Questions I haven’t seen:

In the tweets, America, Crux, NCR, Facebook, and TJP comments I’ve read, I have seen a great deal of sharing and questioning. But I haven’t seen (not to say they don’t exist) a number of questions. We have not done a good job of addressing the Church’s history and present day relationships with native communities, including a painful history of rampant cultural abuse. We need to inquire more deeply about the Church in Asia and Africa. We need to look at other cultural and sociological changes, such as the impact of Baby Boomer culture. I by no means want these questions to deflect – quite the opposite. I mean these questions to deepen our understanding, to get to the very heart of not only what we must do, but who we must become for healing, reconciliation, and God’s love in the world.


So what’s the point of staying Catholic?

When I was in middle school, I was regularly bullied to the point of frequently considering suicide. I remember attending Mass as a high school junior at the Ignatian Family Teach-In for Justice. As we sang the hymn “We Are One Body,” I felt an incredible weight lifted from me, a sense of love, belonging, and care. I knew from then on that I must share that love with others. In college, that call to share Christ’s love spurred my discernment toward life as a Jesuit. My vocation is to share that love, healing, and mercy that I encountered through the Eucharist.

That is why I am staying. I stay because there is a fire from the Holy Spirit that cannot be quenched, that demands I love truly and fully so that others may know God’s work in the world. I cannot sit, I cannot abandon because I share that Eucharistic love.

Yet I also know that for many, this was the last straw. I know that the Church and Jesuits – we the popes, cardinals, bishops, priests, deacons, and brothers – have betrayed your hope and trust. In our Jesuit vows, we state that we “know how unworthy [we are] in God’s divine sight.” We are, at this moment, just as unworthy in your sight. I am sorry. Words are not enough, and we must get to work in righting our wrongs. We should have been at this work decades ago. I do not blame those of you who choose to walk away. But please, no matter what, carry with you my sorrow and my commitment to do justice; but more importantly carry the undying love of Christ.


Because I kept silent, my bones wasted away; I groaned all day long. For day and night your hand was heavy upon me; my strength withered as in dry summer heat. Then I declared my sin to you; my guilt I did not hide. I said, “I confess my transgression to the LORD.” – Psalm 32:3-5

  1. I informed the superior.
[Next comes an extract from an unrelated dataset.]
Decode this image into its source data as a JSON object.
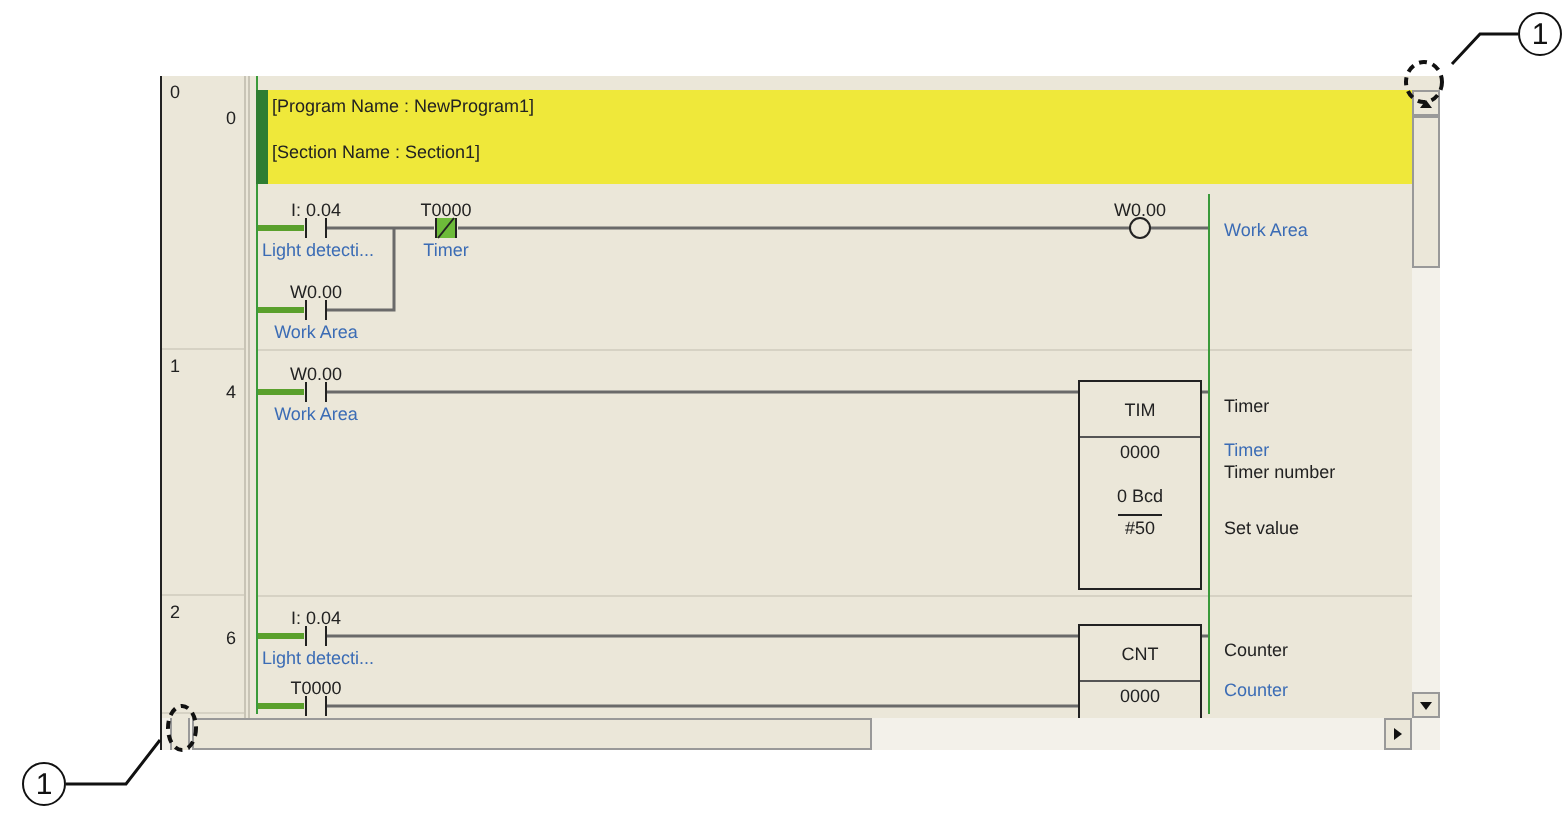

The Jesuits fully cooperated with police and the man is now in prison.
  2. Neither I nor The Jesuit Post specifically endorse these solutions, but simply present them as what is being discussed.